A senior Maoist leader (Cabinet minister Dev Gurung) said his group submitted resignations to Prime Minister Girija Prasad Koirala today (Tuesday).
There was no immediate comment from the government.
The Maoists are demanding that Nepal be declared a republic before a special assembly is elected in November to decide the fate of the monarchy. They argue that supporters of King Gyanendra are trying to sabotage the election.
The former rebels say they will begin street protests to force the government meet their demand, adding they have no plans to renew their armed revolt.
Burma Protests: Witnesses in Burma say hundreds of Buddhists monks have marched in Rangoon - the latest in a series of demonstrations against the military government.
At least 300 monks chanted Buddhist prayers as they walked through downtown Rangoon today (Tuesday). Witnesses say security forces stopped the monks from entering the famous Shwedagon pagoda, but made no arrests.

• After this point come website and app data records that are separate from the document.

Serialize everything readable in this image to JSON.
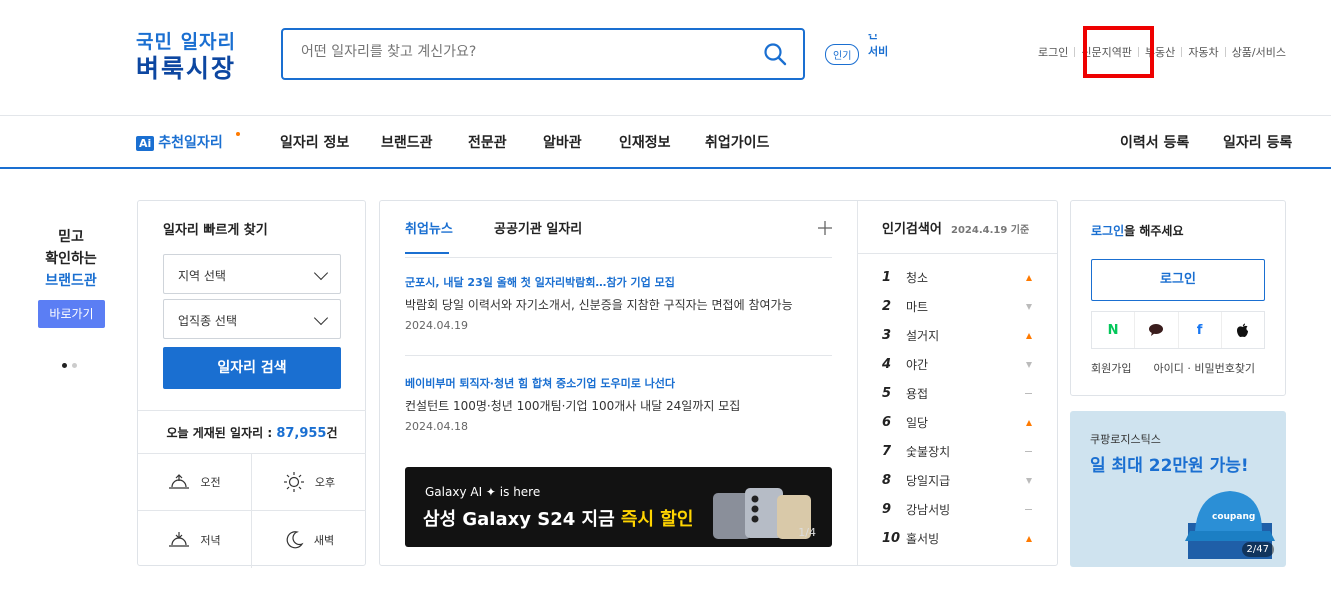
{
  "header": {
    "logo_top": "국민 일자리",
    "logo_main": "벼룩시장",
    "search_placeholder": "어떤 일자리를 찾고 계신가요?",
    "popular_badge": "인기",
    "popular_rolling": [
      "간",
      "서비"
    ],
    "top_links": [
      "로그인",
      "신문지역판",
      "부동산",
      "자동차",
      "상품/서비스"
    ]
  },
  "nav": {
    "ai_badge": "Ai",
    "items": [
      "추천일자리",
      "일자리 정보",
      "브랜드관",
      "전문관",
      "알바관",
      "인재정보",
      "취업가이드"
    ],
    "right_items": [
      "이력서 등록",
      "일자리 등록"
    ]
  },
  "side": {
    "line1": "믿고",
    "line2": "확인하는",
    "line3": "브랜드관",
    "go_button": "바로가기"
  },
  "quickfind": {
    "title": "일자리 빠르게 찾기",
    "region_select": "지역 선택",
    "job_select": "업직종 선택",
    "search_button": "일자리 검색",
    "today_label": "오늘 게재된 일자리 : ",
    "today_count": "87,955",
    "today_unit": "건",
    "times": [
      "오전",
      "오후",
      "저녁",
      "새벽"
    ]
  },
  "news": {
    "tabs": [
      "취업뉴스",
      "공공기관 일자리"
    ],
    "items": [
      {
        "title": "군포시, 내달 23일 올해 첫 일자리박람회…참가 기업 모집",
        "desc": "박람회 당일 이력서와 자기소개서, 신분증을 지참한 구직자는 면접에 참여가능",
        "date": "2024.04.19"
      },
      {
        "title": "베이비부머 퇴직자·청년 힘 합쳐 중소기업 도우미로 나선다",
        "desc": "컨설턴트 100명·청년 100개팀·기업 100개사 내달 24일까지 모집",
        "date": "2024.04.18"
      }
    ],
    "banner_line1": "Galaxy AI ✦ is here",
    "banner_line2a": "삼성 Galaxy S24 지금 ",
    "banner_line2b": "즉시 할인",
    "banner_page": "1/4"
  },
  "keywords": {
    "title": "인기검색어",
    "date": "2024.4.19 기준",
    "items": [
      {
        "rank": "1",
        "word": "청소",
        "trend": "up"
      },
      {
        "rank": "2",
        "word": "마트",
        "trend": "down"
      },
      {
        "rank": "3",
        "word": "설거지",
        "trend": "up"
      },
      {
        "rank": "4",
        "word": "야간",
        "trend": "down"
      },
      {
        "rank": "5",
        "word": "용접",
        "trend": "same"
      },
      {
        "rank": "6",
        "word": "일당",
        "trend": "up"
      },
      {
        "rank": "7",
        "word": "숯불장치",
        "trend": "same"
      },
      {
        "rank": "8",
        "word": "당일지급",
        "trend": "down"
      },
      {
        "rank": "9",
        "word": "강남서빙",
        "trend": "same"
      },
      {
        "rank": "10",
        "word": "홀서빙",
        "trend": "up"
      }
    ]
  },
  "login": {
    "msg_bold": "로그인",
    "msg_rest": "을 해주세요",
    "button": "로그인",
    "social": [
      "N",
      "●",
      "f",
      ""
    ],
    "links": [
      "회원가입",
      "아이디 · 비밀번호찾기"
    ]
  },
  "ad": {
    "line1": "쿠팡로지스틱스",
    "line2": "일 최대 22만원 가능!",
    "page": "2/47"
  },
  "colors": {
    "accent": "#1a6fd1",
    "highlight": "#ee0000",
    "trend_up": "#ff7a00"
  }
}
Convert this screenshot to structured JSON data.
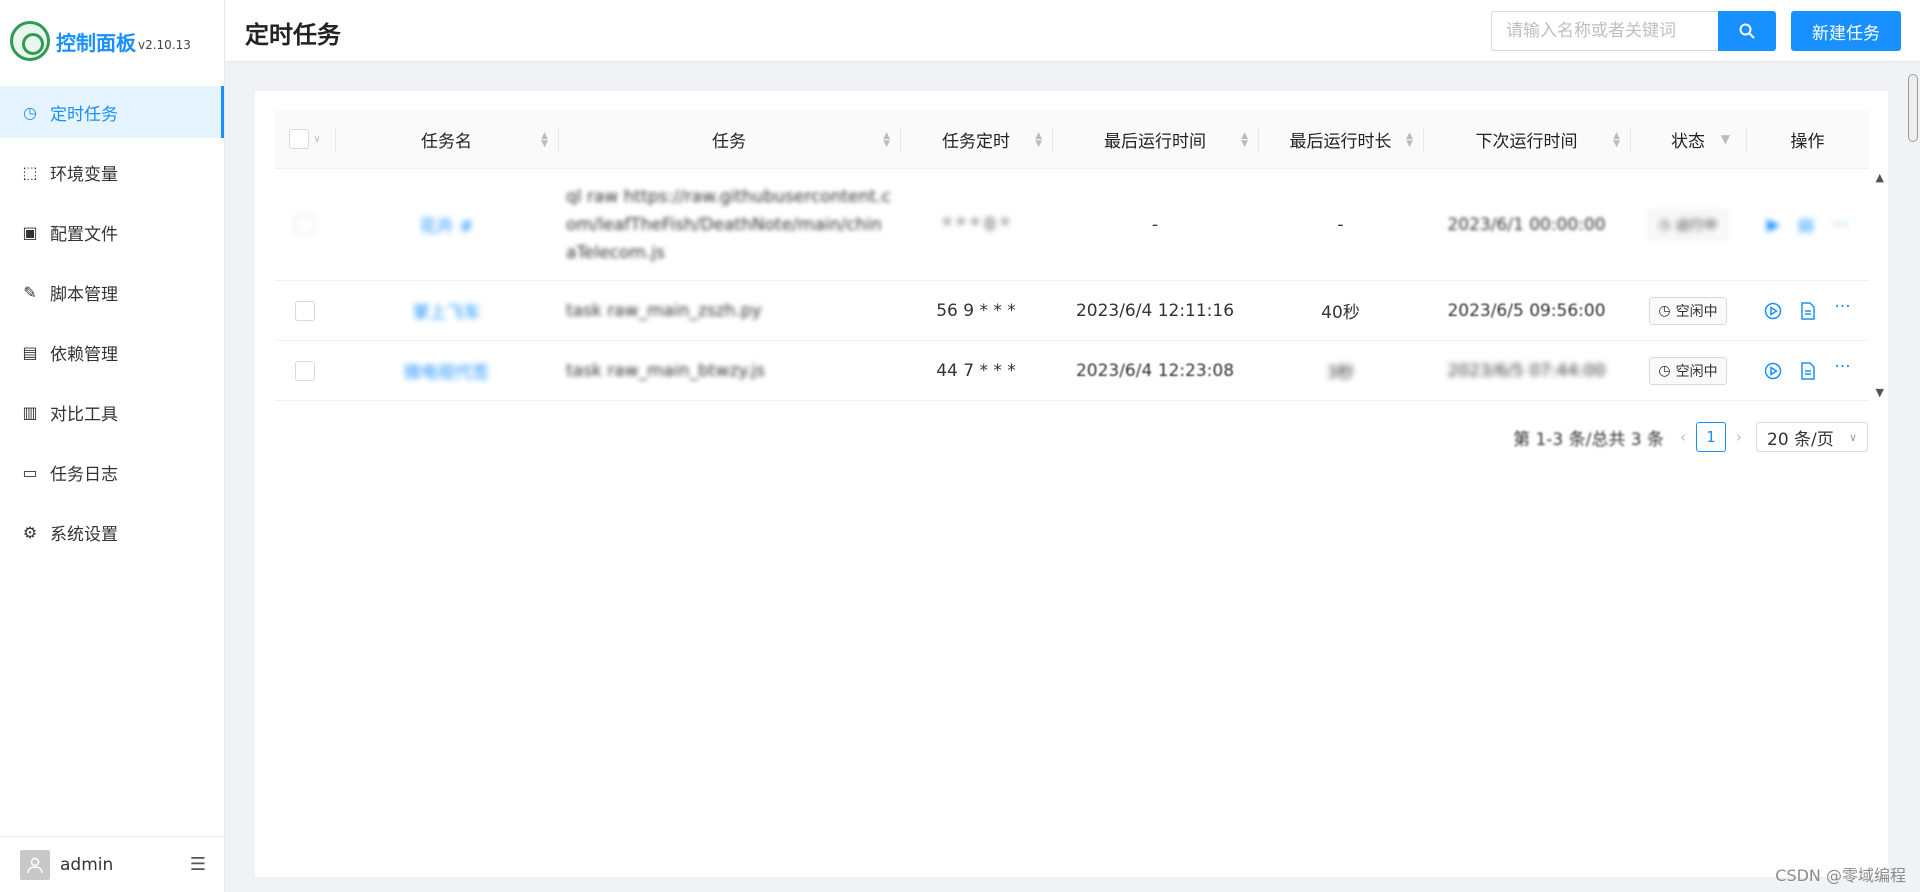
{
  "app": {
    "title": "控制面板",
    "version": "v2.10.13"
  },
  "sidebar": {
    "items": [
      {
        "label": "定时任务",
        "icon": "clock-icon",
        "active": true
      },
      {
        "label": "环境变量",
        "icon": "variable-icon"
      },
      {
        "label": "配置文件",
        "icon": "config-icon"
      },
      {
        "label": "脚本管理",
        "icon": "edit-icon"
      },
      {
        "label": "依赖管理",
        "icon": "package-icon"
      },
      {
        "label": "对比工具",
        "icon": "diff-icon"
      },
      {
        "label": "任务日志",
        "icon": "folder-icon"
      },
      {
        "label": "系统设置",
        "icon": "gear-icon"
      }
    ],
    "user": "admin"
  },
  "header": {
    "title": "定时任务",
    "search_placeholder": "请输入名称或者关键词",
    "new_button": "新建任务"
  },
  "table": {
    "columns": [
      "任务名",
      "任务",
      "任务定时",
      "最后运行时间",
      "最后运行时长",
      "下次运行时间",
      "状态",
      "操作"
    ],
    "rows": [
      {
        "name": "花卉 #",
        "command": "ql raw https://raw.githubusercontent.com/leafTheFish/DeathNote/main/chinaTelecom.js",
        "schedule": "* * * 0 *",
        "last_run": "-",
        "duration": "-",
        "next_run": "2023/6/1 00:00:00",
        "status": "运行中"
      },
      {
        "name": "掌上飞车",
        "command": "task raw_main_zszh.py",
        "schedule": "56 9 * * *",
        "last_run": "2023/6/4 12:11:16",
        "duration": "40秒",
        "next_run": "2023/6/5 09:56:00",
        "status": "空闲中"
      },
      {
        "name": "微电视代签",
        "command": "task raw_main_btwzy.js",
        "schedule": "44 7 * * *",
        "last_run": "2023/6/4 12:23:08",
        "duration": "3秒",
        "next_run": "2023/6/5 07:44:00",
        "status": "空闲中"
      }
    ]
  },
  "pagination": {
    "summary": "第 1-3 条/总共 3 条",
    "current": "1",
    "page_size": "20 条/页"
  },
  "watermark": "CSDN @零域编程"
}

More than 100 onlookers watched the procession, raising their hands in a show of support.
They are demanding an apology from the military-run government for soldiers that beat a group of monks during a demonstration two weeks ago in the central town of Pakokku.
Public demonstrations began in Burma in August, when the government doubled the price of fuel. Officials say the price hike was in line with high world oil prices.
East Asia Typhoons: China is evacuating about 200-thousand people from its commercial center, Shanghai, as a powerful typhoon churns toward the mainland.
Meteorologists say Typhoon Wipha likely will make landfall near Shanghai after hitting Taiwan today (Tuesday).
Authorities in northern Taiwan have ordered schools, offices and the stock market closed.
Another storm, Typhoon Nari, hit South Korea Sunday. It killed 14 people and displaced nearly one-thousand others, mostly on the resort island of Jeju and in Jeolla province.
Flooding from that storm knocked out electricity to thousands of homes, destroyed hundreds of houses and businesses, damaged crops and washed out roads.
Forecasters say South Korea could again be pounded by heavy rains as Typhoon Wipha heads back out to sea later this week.
Listen to our World News for details.